## Aim of the exercise
Each line of the listing that includes the string "JSON" needs to be located and copied.

==== The records ====

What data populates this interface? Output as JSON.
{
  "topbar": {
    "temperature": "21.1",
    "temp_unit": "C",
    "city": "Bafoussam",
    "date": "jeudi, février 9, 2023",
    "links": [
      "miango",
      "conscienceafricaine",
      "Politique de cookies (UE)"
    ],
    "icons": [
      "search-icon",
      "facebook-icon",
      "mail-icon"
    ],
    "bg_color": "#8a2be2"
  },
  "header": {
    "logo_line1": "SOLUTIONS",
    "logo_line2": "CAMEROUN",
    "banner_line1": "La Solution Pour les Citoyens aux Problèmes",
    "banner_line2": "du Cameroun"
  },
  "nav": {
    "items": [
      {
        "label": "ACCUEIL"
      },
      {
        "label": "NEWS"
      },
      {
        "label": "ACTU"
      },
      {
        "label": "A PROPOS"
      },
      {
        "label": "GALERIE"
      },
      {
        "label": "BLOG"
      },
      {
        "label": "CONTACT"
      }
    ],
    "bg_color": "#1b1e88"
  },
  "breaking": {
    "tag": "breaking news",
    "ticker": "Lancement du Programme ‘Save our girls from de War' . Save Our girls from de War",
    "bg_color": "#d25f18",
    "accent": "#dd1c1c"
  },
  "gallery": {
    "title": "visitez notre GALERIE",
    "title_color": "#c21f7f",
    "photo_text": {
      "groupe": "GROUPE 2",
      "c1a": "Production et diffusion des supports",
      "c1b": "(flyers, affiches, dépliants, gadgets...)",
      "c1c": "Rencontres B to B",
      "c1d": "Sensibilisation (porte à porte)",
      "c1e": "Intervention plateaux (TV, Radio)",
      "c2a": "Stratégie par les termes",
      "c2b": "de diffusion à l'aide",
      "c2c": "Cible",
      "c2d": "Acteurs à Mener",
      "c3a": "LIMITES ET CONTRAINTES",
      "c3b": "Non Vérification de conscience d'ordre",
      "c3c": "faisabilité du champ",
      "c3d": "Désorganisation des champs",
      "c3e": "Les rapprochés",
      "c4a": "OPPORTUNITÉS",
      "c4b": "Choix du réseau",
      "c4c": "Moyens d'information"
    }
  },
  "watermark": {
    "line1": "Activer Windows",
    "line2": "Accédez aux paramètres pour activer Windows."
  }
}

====
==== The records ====

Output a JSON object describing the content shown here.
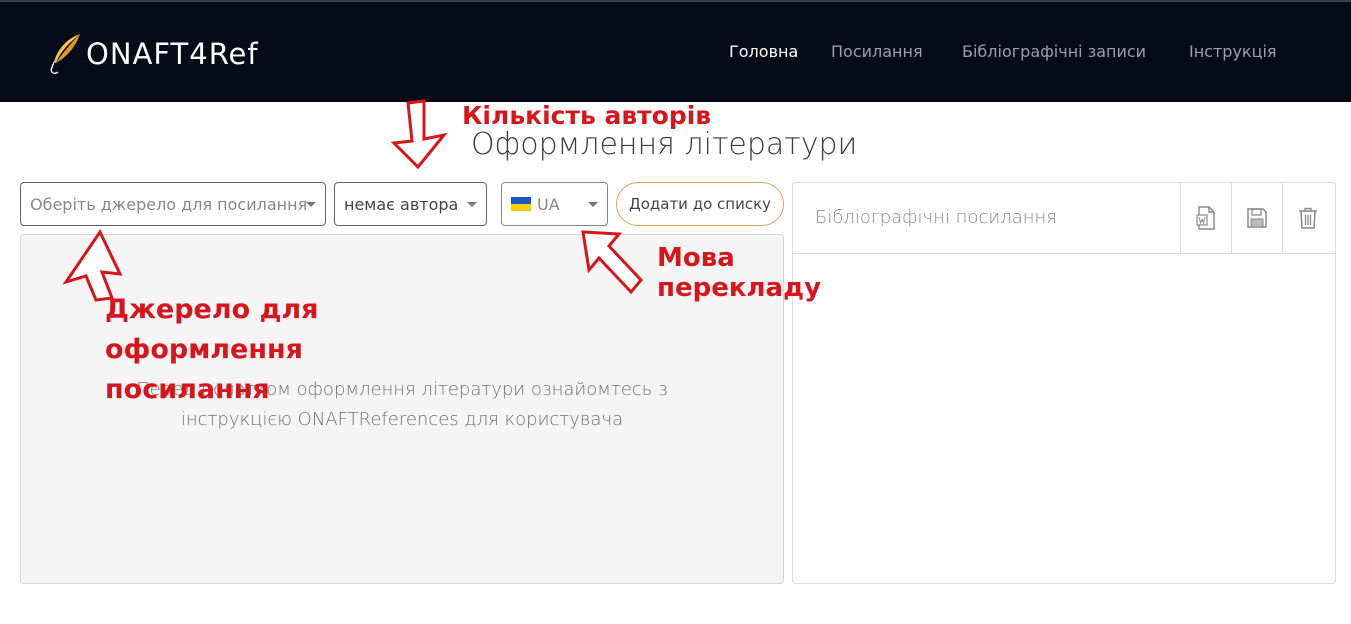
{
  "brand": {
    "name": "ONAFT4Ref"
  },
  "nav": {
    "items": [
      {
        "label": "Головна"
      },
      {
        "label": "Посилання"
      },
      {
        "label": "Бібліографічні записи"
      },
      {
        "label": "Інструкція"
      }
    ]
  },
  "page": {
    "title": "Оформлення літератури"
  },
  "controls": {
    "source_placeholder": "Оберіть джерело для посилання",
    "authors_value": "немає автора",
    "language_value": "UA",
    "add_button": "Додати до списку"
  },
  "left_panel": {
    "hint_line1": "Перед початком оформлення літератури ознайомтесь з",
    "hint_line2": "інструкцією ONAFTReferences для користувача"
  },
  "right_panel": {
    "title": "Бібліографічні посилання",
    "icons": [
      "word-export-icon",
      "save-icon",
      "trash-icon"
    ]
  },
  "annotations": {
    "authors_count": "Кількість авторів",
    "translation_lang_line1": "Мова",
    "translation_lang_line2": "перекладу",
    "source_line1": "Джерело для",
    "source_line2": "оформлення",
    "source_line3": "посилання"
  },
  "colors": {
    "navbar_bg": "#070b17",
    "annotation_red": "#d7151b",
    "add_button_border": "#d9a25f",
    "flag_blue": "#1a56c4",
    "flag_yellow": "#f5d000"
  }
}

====
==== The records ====

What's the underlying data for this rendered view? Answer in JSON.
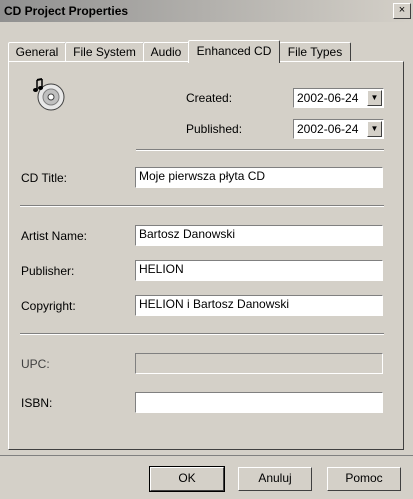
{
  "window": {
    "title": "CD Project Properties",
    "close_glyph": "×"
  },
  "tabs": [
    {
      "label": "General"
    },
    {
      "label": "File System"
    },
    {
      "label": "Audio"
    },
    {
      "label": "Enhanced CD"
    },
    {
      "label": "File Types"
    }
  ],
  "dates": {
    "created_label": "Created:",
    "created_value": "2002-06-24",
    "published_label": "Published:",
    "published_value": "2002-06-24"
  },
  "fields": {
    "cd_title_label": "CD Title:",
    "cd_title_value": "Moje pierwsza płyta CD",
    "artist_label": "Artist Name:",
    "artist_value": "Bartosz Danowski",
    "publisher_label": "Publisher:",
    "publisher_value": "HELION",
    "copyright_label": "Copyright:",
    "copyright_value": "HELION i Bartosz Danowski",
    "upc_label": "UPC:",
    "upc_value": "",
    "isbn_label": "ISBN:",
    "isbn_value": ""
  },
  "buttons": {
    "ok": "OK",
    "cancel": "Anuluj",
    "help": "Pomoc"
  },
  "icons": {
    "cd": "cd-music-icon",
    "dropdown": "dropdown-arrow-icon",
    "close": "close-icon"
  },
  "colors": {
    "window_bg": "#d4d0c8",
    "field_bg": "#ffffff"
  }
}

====

## Response to this task
What data populates this interface? Output as JSON.
Output a JSON object describing the content shown here.
What's the underlying data for this rendered view? Answer in JSON.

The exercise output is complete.